He did not give a precise date for the meeting, and it was unclear if it occurred before or after Trump's latest remarks on Taiwan, which Beijing considers a renegade province.
Geng urged the incoming Trump administration to fully recognise the sensitivity of the Taiwan issue and uphold a 'one China' policy to "avoid the broader picture of China-U.S. ties being seriously interfered with or damaged".
"The China-U.S. relationship has global and strategic significance. This not only concerns the happiness of both countries and their people, it concerns the peace, stability, development and prosperity of the Asia Pacific (region) and internationally."
Trump plans to nominate a long-standing friend of Beijing, Iowa Governor Terry Branstad, as the next U.S. ambassador to China.
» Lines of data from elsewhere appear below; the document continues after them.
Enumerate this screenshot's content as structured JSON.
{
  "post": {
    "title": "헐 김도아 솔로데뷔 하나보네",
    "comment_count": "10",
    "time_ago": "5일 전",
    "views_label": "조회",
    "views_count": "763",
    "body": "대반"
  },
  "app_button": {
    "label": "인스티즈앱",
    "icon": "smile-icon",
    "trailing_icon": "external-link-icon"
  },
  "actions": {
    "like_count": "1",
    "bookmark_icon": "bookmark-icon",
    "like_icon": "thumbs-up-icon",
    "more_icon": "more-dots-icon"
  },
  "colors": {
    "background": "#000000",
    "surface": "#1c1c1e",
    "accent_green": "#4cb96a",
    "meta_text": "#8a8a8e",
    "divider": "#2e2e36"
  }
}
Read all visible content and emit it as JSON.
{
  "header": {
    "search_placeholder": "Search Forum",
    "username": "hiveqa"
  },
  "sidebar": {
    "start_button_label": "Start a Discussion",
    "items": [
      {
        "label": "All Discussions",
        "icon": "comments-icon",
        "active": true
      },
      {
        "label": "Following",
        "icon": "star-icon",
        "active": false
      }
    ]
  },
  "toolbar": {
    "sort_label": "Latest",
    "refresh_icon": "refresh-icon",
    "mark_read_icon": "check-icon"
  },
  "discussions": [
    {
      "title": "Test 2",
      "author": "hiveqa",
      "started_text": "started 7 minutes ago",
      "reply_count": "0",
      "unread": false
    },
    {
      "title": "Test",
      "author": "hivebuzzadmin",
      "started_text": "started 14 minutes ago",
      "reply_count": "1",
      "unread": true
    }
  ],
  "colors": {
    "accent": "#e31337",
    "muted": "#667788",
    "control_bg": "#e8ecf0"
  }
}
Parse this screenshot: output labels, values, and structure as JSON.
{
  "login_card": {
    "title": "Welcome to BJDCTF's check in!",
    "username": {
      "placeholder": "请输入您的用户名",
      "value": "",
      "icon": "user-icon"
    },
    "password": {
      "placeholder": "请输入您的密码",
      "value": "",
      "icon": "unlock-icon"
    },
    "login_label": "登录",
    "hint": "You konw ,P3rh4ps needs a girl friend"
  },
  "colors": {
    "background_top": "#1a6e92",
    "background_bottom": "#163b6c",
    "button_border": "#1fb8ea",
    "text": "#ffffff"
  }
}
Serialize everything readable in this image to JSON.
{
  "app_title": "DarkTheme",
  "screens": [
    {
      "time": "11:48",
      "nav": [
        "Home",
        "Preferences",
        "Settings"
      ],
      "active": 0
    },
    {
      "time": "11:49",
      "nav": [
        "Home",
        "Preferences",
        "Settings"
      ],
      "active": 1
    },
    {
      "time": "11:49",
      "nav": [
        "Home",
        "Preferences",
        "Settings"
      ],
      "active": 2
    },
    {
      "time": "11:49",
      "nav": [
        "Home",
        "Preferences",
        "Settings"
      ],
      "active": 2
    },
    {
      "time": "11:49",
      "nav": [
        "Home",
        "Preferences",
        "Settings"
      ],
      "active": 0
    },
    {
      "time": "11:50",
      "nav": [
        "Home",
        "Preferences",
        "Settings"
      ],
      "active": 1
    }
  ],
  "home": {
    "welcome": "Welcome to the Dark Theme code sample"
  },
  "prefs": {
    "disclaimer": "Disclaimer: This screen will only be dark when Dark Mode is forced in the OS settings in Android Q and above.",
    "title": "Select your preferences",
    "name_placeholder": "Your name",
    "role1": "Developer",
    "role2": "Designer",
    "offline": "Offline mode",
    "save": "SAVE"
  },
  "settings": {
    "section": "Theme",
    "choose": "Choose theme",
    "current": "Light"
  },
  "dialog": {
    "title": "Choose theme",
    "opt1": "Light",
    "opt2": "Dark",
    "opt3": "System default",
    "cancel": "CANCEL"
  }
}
But he is also considering John Bolton, a former Bush administration official who has urged a tougher line on Beijing, for the No. 2 job at the U.S. State Department, according to a source familiar with the matter.
In a Wall Street Journal article last January, Bolton said the next U.S. president should take bolder steps to halt China's military aggressiveness in the South and East China seas.
He said Washington should consider using a "diplomatic ladder of escalation" that could start with receiving Taiwanese diplomats officially at the State Department and lead to restoring full diplomatic recognition.
Reporting by Ben Blanchard; Writing by Michael Martina; Editing by Ian Geoghegan